Globally, terrestrial ecosystems have absorbed about 30% of anthropogenic emissions over the period 200072007 and inter-hemispheric gradients indicate that a significant fraction of terrestrial carbon sequestration must be north of the Equator. We present a compilation of the CO2, CO, CH4 and N2O balance of Europe following a dual constraint approach in which (1) a land-based balance derived mainly from ecosystem carbon inventories and (2) a land-based balance derived from flux measurements are confronted with (3) the atmospheric-based balance derived from inversion informed by measurements of atmospheric GHG concentrations. Good agreement between the GHG balances based on fluxes (1249 ± 545 Tg C in CO2-eq y−1), inventories (1299 ± 200 Tg C in CO2-eq y−1) and inversions (1210 ± 405 Tg C in CO2-eq y−1) increases our confidence that current European GHG balances are accurate.
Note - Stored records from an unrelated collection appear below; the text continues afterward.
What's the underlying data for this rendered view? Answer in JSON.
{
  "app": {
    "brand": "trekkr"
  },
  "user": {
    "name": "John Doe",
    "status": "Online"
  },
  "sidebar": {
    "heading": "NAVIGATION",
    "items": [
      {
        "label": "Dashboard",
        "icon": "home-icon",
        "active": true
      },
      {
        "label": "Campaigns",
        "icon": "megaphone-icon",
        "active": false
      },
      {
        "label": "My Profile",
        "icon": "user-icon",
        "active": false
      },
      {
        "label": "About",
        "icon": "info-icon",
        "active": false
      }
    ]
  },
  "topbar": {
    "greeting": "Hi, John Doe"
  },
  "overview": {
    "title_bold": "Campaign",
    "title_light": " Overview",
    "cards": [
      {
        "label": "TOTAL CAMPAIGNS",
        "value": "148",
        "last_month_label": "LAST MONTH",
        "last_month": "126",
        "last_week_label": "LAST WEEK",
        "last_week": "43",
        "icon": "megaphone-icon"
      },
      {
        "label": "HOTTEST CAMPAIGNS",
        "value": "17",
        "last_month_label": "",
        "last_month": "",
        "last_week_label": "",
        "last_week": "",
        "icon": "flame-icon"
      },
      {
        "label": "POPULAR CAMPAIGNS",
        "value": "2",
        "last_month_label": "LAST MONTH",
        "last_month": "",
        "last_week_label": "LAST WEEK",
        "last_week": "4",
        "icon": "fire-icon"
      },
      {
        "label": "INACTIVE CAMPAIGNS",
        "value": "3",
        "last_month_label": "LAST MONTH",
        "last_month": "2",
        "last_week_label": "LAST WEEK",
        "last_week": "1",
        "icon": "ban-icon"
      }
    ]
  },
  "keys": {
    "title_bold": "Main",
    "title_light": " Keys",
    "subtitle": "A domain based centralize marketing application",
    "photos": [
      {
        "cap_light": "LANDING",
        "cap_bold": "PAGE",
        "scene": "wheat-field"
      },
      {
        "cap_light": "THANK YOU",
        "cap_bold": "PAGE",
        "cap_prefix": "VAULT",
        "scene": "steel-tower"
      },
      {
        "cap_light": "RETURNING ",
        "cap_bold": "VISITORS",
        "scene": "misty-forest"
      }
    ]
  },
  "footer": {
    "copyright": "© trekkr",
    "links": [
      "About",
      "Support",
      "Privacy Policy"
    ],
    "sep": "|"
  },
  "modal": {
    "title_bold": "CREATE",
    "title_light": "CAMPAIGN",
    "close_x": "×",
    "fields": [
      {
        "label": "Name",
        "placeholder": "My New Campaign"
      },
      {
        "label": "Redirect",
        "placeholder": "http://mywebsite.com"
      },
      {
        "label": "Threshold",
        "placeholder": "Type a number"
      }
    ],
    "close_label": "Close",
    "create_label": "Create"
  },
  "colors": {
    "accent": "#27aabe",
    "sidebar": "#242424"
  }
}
However, the uncertainty remains large and largely lacks formal estimates. Given that European net land-atmosphere balances are determined by a few dominant fluxes, the uncertainty of these key components needs to be formally estimated before efforts could be made to reduce the overall uncertainty. The dual-constraint approach confirmed that the European land surface, including inland waters and urban areas, is a net source for CO2, CO, CH4 and N2O. However, for all ecosystems except croplands, C uptake exceeds C release and us such 210 ± 70 Tg C y−1 from fossil fuel burning is removed from the atmosphere and sequestered in both terrestrial and inland aquatic ecosystems. If the C cost for ecosystem management is taken into account, the net uptake of ecosystems was estimated to decrease by 45% but still indicates substantial C-sequestration. Also, when the balance is extended from CO2 towards the main GHGs, C-uptake by terrestrial and aquatic ecosystems is compensated for by emissions of GHGs. As such the European ecosystems are unlikely to contribute to mitigating the effects of climate change.
Volume: 9
Pages: 2005 - 2053
Publication year:2012